Chinese Premier Wen Jiabao said here on Friday that the door of consultation and dialogue on the personal future of the Dalai Lama is always open if he truly gives up his pursuit of "Tibet independence."
Wen made the remarks at a press conference held following the conclusion of the annual session of the National People's Congress (NPC), the country's top legislature.
The premier said that China's policy toward the Dalai Lama has been very clear-cut and consistent, that is, "as long as he recognizes Tibet is an inalienable part of Chinese territory, and Taiwan is an inalienable part of Chinese territory, and as long as he gives up his attempts to split the country, we are willing to carry out consultations and dialogue on his personal future."
"The door (of dialogue) is always open," the premier said in response to a question from a German reporter.
From all that the Dalai Lama has said, however, it is very easy to see that whether he genuinely hopes for the national unity or he is trying to sabotage the national unity, Wen said.
When the Tibet Autonomous Region was being organized and prepared in 1956, the Dalai Lama was actually chairman of the preparatory committee, Wen recalled. "But now he established a so- called exile government abroad and advocates the so-called high degree of autonomy for Tibet."
In his request, the Dalai Lama actually asks all the Chinese troops to withdraw from Tibet, and he even asks all Han people and people from other ethnic groups, rather than Tibetans, to leave Tibet as well, Wen said.

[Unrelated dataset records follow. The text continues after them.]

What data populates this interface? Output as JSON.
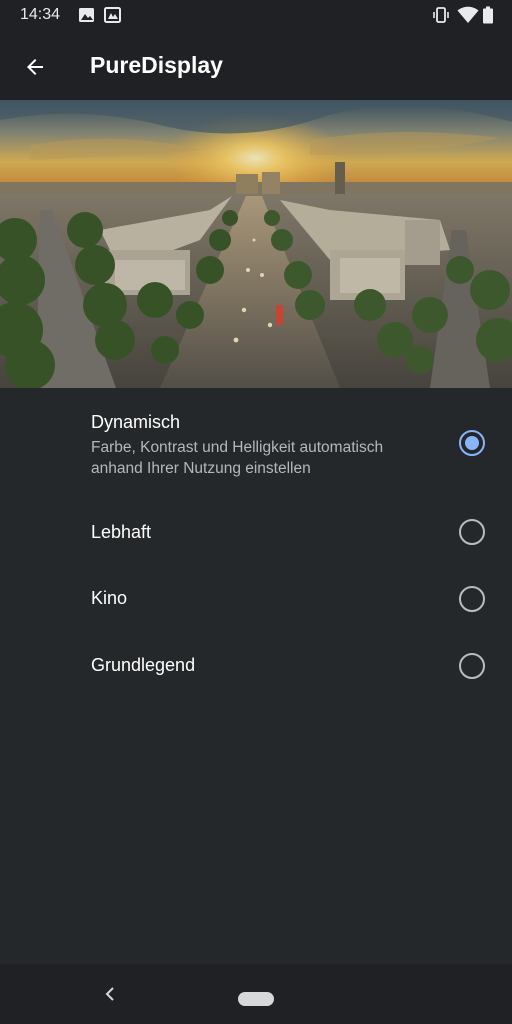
{
  "status_bar": {
    "time": "14:34",
    "left_icons": [
      "image-notification-icon",
      "gallery-notification-icon"
    ],
    "right_icons": [
      "vibrate-icon",
      "wifi-icon",
      "battery-icon"
    ]
  },
  "app_bar": {
    "back_icon": "arrow-left-icon",
    "title": "PureDisplay"
  },
  "hero_image": {
    "subject": "city avenue at sunset"
  },
  "options": [
    {
      "label": "Dynamisch",
      "description": "Farbe, Kontrast und Helligkeit automatisch anhand Ihrer Nutzung einstellen",
      "selected": true
    },
    {
      "label": "Lebhaft",
      "selected": false
    },
    {
      "label": "Kino",
      "selected": false
    },
    {
      "label": "Grundlegend",
      "selected": false
    }
  ],
  "nav_bar": {
    "back_icon": "chevron-left-icon",
    "home_icon": "home-pill-icon"
  },
  "colors": {
    "background": "#25282b",
    "bar": "#1f2124",
    "accent": "#8ab4f8",
    "secondary_text": "#b4b8bd"
  }
}
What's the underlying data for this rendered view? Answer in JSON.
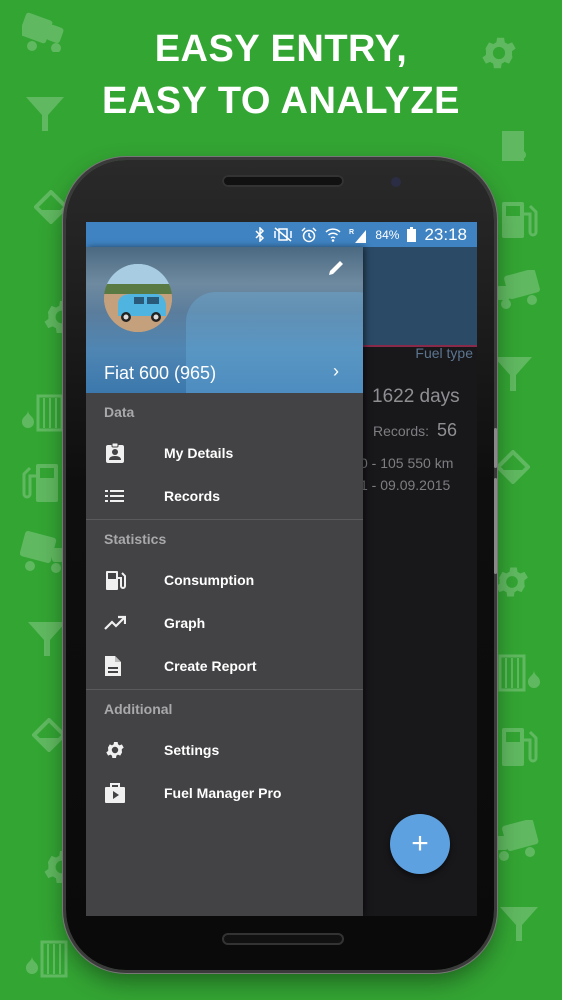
{
  "headline": {
    "line1": "EASY ENTRY,",
    "line2": "EASY TO ANALYZE"
  },
  "colors": {
    "background": "#33a533",
    "statusbar": "#3f83c2",
    "drawer": "#434244",
    "fab": "#5ea1e0",
    "accent_line": "#8a2a4a"
  },
  "statusbar": {
    "icons": [
      "bluetooth-icon",
      "vibrate-off-icon",
      "alarm-icon",
      "wifi-icon",
      "signal-roaming-icon",
      "battery-icon"
    ],
    "roaming": "R",
    "battery_percent": "84%",
    "time": "23:18"
  },
  "background_screen": {
    "header_label": "Fuel type",
    "days": "1622 days",
    "records_label": "Records:",
    "records_value": "56",
    "km_range": "0 - 105 550 km",
    "date_range": "1 - 09.09.2015"
  },
  "drawer": {
    "vehicle_name": "Fiat 600 (965)",
    "edit_icon": "pencil-icon",
    "chevron": "›",
    "sections": [
      {
        "label": "Data",
        "items": [
          {
            "label": "My Details",
            "icon": "badge-icon"
          },
          {
            "label": "Records",
            "icon": "list-icon"
          }
        ]
      },
      {
        "label": "Statistics",
        "items": [
          {
            "label": "Consumption",
            "icon": "fuel-pump-icon"
          },
          {
            "label": "Graph",
            "icon": "trending-up-icon"
          },
          {
            "label": "Create Report",
            "icon": "document-icon"
          }
        ]
      },
      {
        "label": "Additional",
        "items": [
          {
            "label": "Settings",
            "icon": "gear-icon"
          },
          {
            "label": "Fuel Manager Pro",
            "icon": "play-store-icon"
          }
        ]
      }
    ]
  },
  "fab": {
    "label": "+",
    "icon": "add-icon"
  }
}
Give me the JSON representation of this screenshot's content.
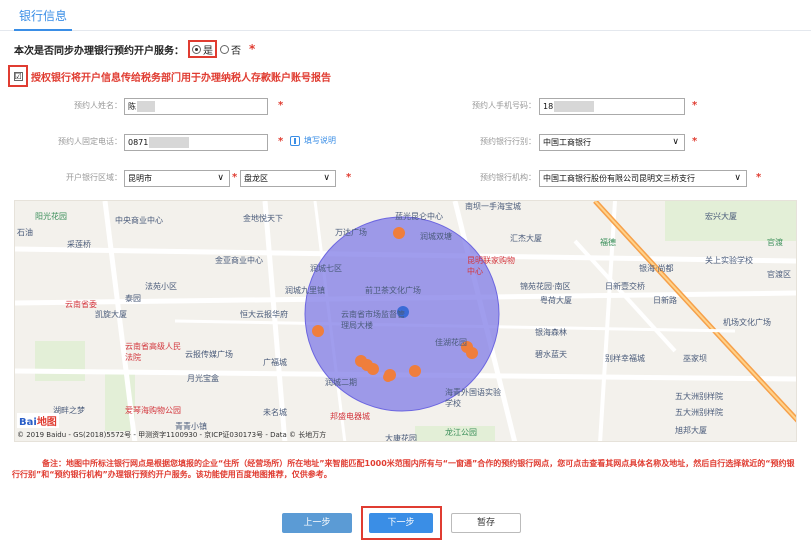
{
  "tab": {
    "label": "银行信息"
  },
  "question": {
    "label": "本次是否同步办理银行预约开户服务：",
    "yes": "是",
    "no": "否",
    "required": "*"
  },
  "authorize": {
    "check": "☑",
    "text": "授权银行将开户信息传给税务部门用于办理纳税人存款账户账号报告"
  },
  "form": {
    "booker_name_label": "预约人姓名：",
    "booker_name_value": "陈",
    "booker_phone_label": "预约人手机号码：",
    "booker_phone_value": "18",
    "booker_landline_label": "预约人固定电话：",
    "booker_landline_value": "0871",
    "help_text": "填写说明",
    "bank_type_label": "预约银行行别：",
    "bank_type_value": "中国工商银行",
    "region_label": "开户银行区域：",
    "city_value": "昆明市",
    "district_value": "盘龙区",
    "bank_org_label": "预约银行机构：",
    "bank_org_value": "中国工商银行股份有限公司昆明文三桥支行",
    "star": "*",
    "chevron": "∨"
  },
  "map": {
    "labels": [
      "阳光花园",
      "中央商业中心",
      "金地悦天下",
      "蓝光昆仑中心",
      "南坝一手海宝城",
      "宏兴大厦",
      "石油",
      "采莲桥",
      "万达广场",
      "润城双塘",
      "汇杰大厦",
      "福德",
      "官渡",
      "金亚商业中心",
      "润城七区",
      "昆明联家购物中心",
      "银海·尚都",
      "关上实验学校",
      "官渡区",
      "法苑小区",
      "锦苑花园·南区",
      "润城九里镇",
      "前卫茶文化广场",
      "粤荷大厦",
      "日新壹交桥",
      "日新路",
      "云南省委",
      "泰园",
      "凯旋大厦",
      "恒大云报华府",
      "云南省市场监督管理局大楼",
      "银海森林",
      "机场文化广场",
      "云南省高级人民法院",
      "云报传媒广场",
      "广福城",
      "润城二期",
      "佳湖花园",
      "碧水蓝天",
      "别样幸福城",
      "巫家坝",
      "月光宝盒",
      "海青外国语实验学校",
      "五大洲别样院",
      "湖畔之梦",
      "爱琴海购物公园",
      "未名城",
      "邦盛电器城",
      "五大洲别样院",
      "青青小镇",
      "大康花园",
      "龙江公园",
      "旭邦大厦"
    ],
    "logo_text": "Bai",
    "logo_suffix": "地图",
    "copyright": "© 2019 Baidu - GS(2018)5572号 - 甲测资字1100930 - 京ICP证030173号 - Data © 长地万方"
  },
  "note": "备注：地图中所标注银行网点是根据您填报的企业“住所（经营场所）所在地址”来智能匹配1000米范围内所有与“一窗通”合作的预约银行网点，您可点击查看其网点具体名称及地址，然后自行选择就近的“预约银行行别”和“预约银行机构”办理银行预约开户服务。该功能使用百度地图推荐，仅供参考。",
  "buttons": {
    "prev": "上一步",
    "next": "下一步",
    "save": "暂存"
  },
  "colors": {
    "accent": "#3a8ee6",
    "required": "#e03c31",
    "circle": "#7b77e6"
  }
}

"We need to observe what he says, and more importantly, we also need to watch what he does. I hope the Dalai Lama will be able to make contributions and do more things that are conducive to national unity and the development of Tibet," Wen said.